By: Michael Feldman
For all the supercomputing trends revealed on recent TOP500 lists, the most worrisome is the decline in performance growth that has taken place over the over the last several years – worrisome not only because performance is the lifeblood of the HPC industry, but also because there is no definitive cause of the slowdown.
TOP500 aggregate performance (blue), top system performance (red), and last system performance (orange). Credit Erich Strohmaier
That said, there are a few smoking guns worth considering. An obvious one is Moore’s Law, or rather the purported slowing of Moore’s Law. Performance increases in supercomputer hardware relies on a combination of getting access to more powerful computer chips and putting more of them into a system. The latter explains why aggregate performance on the TOP500 list historically grew somewhat faster than the rate of Moore’s Law.
But this no longer appears to be the case. Since 2013 or thereabouts, the annual aggregate performance increase on the TOP500 list has fallen not just below its historical rate of growth, but the Moore’s Law rate as well. As you can see from the chart below, performance growth has had its ups and downs over the years, but the recent dip appears to indicate a new trend.
TOP500 rate of performance increase. Credit Erich Strohmaier
So if Moore’s Law is slowing, why don’t users just order bigger system with more servers? Well they are – system core counts are certainly rising – but there are a number of disincentives to simply throwing more servers at the problem. A major limitation is power.
And although power data on the list is sketchier than performance data, there is a clear trend toward increased energy usage. For example, over the last 10 years, the supercomputer with the largest power draw increased from around 2.0 KW in 2007 (ASC Purple) to more than 17.8 KW in 2017 (Tianhe-2). In fact, three of the largest systems today use more than 10 KW. The systems in middle of the list appear to be sucking more energy as well, although the increase is not so pronounced as it is for the biggest systems.
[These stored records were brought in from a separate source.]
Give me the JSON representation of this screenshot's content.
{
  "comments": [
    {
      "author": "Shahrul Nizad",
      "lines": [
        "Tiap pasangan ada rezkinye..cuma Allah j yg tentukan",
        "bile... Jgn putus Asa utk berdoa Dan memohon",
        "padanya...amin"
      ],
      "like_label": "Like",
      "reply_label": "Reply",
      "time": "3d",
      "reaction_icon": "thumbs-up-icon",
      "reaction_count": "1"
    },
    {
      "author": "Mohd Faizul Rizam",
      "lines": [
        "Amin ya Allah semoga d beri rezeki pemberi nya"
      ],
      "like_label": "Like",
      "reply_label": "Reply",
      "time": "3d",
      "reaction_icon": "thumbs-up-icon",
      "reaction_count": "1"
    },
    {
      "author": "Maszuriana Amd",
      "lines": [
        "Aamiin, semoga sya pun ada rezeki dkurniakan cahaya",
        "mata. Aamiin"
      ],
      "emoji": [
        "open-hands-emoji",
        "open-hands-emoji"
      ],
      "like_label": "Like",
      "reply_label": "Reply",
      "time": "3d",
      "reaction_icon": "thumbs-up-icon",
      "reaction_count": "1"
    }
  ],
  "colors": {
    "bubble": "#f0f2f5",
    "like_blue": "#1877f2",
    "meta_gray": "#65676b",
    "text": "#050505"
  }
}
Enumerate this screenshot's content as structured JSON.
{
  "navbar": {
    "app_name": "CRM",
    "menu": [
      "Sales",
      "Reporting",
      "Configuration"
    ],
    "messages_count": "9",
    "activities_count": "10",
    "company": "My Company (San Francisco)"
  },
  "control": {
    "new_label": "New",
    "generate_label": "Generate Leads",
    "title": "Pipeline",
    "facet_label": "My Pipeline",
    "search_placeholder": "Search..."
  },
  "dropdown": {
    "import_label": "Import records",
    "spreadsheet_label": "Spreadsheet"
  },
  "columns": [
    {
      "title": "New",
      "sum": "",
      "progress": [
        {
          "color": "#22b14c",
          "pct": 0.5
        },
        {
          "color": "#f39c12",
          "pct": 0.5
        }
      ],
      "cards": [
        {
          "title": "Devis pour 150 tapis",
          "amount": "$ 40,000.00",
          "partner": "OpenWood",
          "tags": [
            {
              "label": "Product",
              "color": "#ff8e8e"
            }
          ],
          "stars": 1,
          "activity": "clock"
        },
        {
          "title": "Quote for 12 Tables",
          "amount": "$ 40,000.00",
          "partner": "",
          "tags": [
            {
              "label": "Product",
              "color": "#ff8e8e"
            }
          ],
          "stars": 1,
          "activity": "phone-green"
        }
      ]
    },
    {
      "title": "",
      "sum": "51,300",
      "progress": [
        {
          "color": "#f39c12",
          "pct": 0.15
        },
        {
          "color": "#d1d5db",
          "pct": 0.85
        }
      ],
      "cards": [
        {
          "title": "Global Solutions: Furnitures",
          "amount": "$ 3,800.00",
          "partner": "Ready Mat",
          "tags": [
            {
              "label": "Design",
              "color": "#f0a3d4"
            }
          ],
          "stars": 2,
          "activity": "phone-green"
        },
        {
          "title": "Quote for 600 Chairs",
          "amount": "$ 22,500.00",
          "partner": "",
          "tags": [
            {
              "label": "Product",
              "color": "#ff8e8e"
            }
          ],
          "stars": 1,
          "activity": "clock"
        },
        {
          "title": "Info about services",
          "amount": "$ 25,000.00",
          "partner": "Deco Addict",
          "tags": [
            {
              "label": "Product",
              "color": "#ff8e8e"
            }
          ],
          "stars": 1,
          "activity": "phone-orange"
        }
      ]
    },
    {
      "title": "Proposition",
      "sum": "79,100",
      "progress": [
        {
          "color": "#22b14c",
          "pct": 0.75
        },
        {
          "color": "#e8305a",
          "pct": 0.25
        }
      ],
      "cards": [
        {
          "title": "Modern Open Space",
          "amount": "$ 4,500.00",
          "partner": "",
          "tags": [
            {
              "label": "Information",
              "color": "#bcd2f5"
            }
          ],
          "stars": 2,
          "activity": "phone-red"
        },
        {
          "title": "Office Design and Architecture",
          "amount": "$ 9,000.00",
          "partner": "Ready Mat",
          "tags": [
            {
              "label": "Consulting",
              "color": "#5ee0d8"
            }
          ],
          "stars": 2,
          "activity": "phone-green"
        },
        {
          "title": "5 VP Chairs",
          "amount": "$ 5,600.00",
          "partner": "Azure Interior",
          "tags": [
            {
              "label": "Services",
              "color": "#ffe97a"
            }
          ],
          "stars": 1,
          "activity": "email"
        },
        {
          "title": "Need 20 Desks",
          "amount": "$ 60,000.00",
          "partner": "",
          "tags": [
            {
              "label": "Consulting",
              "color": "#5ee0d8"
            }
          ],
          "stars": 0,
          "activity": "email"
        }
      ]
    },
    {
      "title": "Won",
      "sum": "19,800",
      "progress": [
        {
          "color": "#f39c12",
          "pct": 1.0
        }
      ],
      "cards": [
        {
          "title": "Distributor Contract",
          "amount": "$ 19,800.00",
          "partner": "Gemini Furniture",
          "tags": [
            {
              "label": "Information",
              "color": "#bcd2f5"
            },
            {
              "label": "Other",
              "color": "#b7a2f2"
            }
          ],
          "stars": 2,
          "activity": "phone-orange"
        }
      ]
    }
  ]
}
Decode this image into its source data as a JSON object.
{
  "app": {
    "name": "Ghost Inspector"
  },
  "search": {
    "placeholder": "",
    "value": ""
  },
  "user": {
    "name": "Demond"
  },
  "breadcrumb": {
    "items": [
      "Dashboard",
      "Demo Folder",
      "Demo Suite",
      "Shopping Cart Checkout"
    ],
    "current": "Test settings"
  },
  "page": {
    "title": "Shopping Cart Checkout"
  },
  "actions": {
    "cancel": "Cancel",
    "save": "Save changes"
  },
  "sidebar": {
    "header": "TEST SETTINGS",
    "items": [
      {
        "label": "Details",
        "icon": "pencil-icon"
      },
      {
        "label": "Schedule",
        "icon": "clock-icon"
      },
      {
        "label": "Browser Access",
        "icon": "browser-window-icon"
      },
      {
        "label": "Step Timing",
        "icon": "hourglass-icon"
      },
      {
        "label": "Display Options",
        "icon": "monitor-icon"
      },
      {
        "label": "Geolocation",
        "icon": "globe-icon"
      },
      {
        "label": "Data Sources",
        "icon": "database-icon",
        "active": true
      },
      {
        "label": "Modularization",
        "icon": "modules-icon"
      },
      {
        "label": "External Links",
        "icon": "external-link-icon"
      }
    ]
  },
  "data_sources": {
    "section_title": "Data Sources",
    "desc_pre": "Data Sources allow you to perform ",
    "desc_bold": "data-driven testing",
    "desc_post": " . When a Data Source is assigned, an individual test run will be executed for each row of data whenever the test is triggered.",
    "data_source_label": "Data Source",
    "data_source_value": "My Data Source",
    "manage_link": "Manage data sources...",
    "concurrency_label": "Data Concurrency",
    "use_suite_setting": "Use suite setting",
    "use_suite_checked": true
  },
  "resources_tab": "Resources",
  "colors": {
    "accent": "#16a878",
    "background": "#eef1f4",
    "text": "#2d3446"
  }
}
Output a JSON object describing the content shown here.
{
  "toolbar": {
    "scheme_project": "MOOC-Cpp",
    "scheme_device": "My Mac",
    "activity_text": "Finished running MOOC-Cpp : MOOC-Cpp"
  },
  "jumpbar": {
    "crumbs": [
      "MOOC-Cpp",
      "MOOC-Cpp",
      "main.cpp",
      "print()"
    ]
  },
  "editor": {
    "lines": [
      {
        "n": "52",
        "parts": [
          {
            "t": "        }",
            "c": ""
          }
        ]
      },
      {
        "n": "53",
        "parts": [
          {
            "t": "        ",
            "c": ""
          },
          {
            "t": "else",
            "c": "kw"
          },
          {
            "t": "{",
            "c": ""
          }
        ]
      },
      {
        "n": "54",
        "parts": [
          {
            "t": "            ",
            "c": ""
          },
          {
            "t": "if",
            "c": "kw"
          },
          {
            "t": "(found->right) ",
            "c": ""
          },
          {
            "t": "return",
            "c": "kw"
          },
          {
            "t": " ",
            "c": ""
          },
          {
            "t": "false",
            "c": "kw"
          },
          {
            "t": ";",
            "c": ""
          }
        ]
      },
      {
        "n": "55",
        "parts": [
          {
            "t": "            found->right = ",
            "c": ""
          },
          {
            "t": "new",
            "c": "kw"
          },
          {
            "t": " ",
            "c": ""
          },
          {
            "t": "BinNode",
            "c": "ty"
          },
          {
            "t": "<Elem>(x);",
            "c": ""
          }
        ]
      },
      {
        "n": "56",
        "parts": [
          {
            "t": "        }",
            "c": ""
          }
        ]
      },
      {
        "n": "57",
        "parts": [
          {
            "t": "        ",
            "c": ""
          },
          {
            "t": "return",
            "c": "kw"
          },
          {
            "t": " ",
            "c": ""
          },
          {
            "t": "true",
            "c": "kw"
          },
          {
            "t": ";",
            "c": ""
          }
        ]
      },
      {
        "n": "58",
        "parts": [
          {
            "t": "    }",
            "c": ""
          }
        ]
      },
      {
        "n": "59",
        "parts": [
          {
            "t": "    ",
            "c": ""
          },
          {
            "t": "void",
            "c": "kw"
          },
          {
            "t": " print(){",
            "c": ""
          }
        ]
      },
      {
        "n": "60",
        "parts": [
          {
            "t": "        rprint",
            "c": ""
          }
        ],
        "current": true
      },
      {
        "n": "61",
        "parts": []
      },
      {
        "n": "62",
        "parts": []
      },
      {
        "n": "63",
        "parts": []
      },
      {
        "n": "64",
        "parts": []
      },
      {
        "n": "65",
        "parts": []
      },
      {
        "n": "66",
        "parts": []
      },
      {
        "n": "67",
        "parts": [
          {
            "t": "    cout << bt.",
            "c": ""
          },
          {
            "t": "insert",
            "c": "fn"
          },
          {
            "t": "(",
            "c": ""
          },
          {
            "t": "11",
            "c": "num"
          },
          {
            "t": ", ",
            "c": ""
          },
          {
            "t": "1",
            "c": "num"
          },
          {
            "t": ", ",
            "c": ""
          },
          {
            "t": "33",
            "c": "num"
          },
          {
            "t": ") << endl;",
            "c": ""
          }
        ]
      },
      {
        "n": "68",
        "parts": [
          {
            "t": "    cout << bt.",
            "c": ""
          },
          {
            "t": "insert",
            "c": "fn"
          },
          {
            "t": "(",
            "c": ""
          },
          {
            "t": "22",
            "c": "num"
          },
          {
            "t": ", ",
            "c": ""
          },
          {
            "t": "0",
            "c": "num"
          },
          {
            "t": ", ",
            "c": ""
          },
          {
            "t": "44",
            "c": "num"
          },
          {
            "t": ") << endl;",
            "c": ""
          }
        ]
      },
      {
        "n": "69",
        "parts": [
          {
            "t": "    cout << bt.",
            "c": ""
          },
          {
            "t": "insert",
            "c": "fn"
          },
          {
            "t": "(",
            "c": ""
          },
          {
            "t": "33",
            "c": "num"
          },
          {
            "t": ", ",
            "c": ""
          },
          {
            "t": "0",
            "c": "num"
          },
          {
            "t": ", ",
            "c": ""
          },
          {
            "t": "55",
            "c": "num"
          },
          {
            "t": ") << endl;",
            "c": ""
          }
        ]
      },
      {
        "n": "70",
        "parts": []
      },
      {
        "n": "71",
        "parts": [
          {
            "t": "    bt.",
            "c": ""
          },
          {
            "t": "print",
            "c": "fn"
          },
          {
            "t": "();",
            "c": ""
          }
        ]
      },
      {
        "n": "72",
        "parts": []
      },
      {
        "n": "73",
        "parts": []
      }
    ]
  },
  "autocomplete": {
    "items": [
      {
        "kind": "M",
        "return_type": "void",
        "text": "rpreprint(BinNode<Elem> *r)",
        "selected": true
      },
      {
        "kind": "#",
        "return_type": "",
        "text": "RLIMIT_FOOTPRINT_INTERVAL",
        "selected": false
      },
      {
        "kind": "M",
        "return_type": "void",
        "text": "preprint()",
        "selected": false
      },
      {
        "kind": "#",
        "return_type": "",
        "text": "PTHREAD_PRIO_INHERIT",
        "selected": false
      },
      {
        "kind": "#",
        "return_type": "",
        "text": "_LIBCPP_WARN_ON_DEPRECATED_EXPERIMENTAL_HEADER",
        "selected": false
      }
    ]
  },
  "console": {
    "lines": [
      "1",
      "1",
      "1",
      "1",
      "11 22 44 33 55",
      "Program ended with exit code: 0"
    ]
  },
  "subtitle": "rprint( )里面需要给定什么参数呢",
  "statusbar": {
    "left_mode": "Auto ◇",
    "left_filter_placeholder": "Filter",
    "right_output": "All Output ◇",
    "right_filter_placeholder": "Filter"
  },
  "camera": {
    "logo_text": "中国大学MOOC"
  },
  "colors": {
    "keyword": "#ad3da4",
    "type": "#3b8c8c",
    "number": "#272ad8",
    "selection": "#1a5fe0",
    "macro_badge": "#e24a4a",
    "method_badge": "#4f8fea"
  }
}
There’s nothing inherently wrong with building supercomputers that chew through tens of megawatts of electricity. But given the cost of power, there just won’t be very many of them. The nominal goal of building the first exascale supercomputers in the 20 to 30 MW range ensures there will be only a handful of such machines in the world.
The problem with using additional electricity is not just that it costs more, and thus there is less money to spend on buying more hardware, but once you grow beyond the power budget of your datacenter, you’re stuck. At that point, you either have to build a bigger facility, wait until the hardware becomes more energy efficiency, or burst some of your workload to the cloud. All of those scenarios lead to the slower performance growth we see on the TOP500.
It also leads to reduced system turnover, which is another recent trend that appears to have clearly established itself. Looking at the chart below, the time an average system spends on list has tripled since 2008, and is about double the historical average. It’s almost certain that this means users are hanging on to their existing systems for longer periods of times.
TOP500 of average lifetime of system on list. Credit Erich Strohmaier
None of this bodes well for supercomputer makers. Cray, the purest HPC company in the world, has been seeing some of the effects of stretching out system procurements. Since 2016 at least, the company has experienced a contraction in the number of systems they are able bid on (although, they’ve been able to compensate to some degree with better win rates). Cray’s recent forays into cloud computing and AI are two ways they are looking to establish revenue streams that are not reliant traditional HPC system sales.
Analysts firms Intersect360 Research and Hyperion (formerly IDC) remain bullish about the HPC market, although compared to a few years ago their growth projections have been shaved back. Hyperion is forecasting a 5.8 percent compound annual growth rate (CAGR) for HPC servers over the next five years, but that’s full a point and half lower than the 7.3 percent CAGR they were talking about in 2012. Meanwhile Intersect360 Research is currently projecting a 4.7 percent CAGR for server hardware, while in 2010 they were forecasting a 7.0 percent growth rate (although that included everything, not just servers).
The demand for greater computing power from both researchers and commercial users appears to be intact, which makes the slowdown in performance growth all the more troubling. This same phenomenon appears to be some of what is behind the current trend toward more diverse architectures and heterogeneity. The most popular new processors: GPUs, Xeon Phis, and to a lesser extent, FPGAs, all exhibit better performance per watt characteristics than the multicore CPUs they nominally replace. The interest in the ARM architecture is along these same lines.
Of course, all of these processors will be subject to the erosion of Moore’s Law. So unless a more fundamental technology or architectural approach emerges to take change the power-performance calculus, slower growth will persist. That won’t wipe out HPC usage, any more than the flat growth of enterprise computing wiped out businesses. It will just be the new normal… until something else comes along.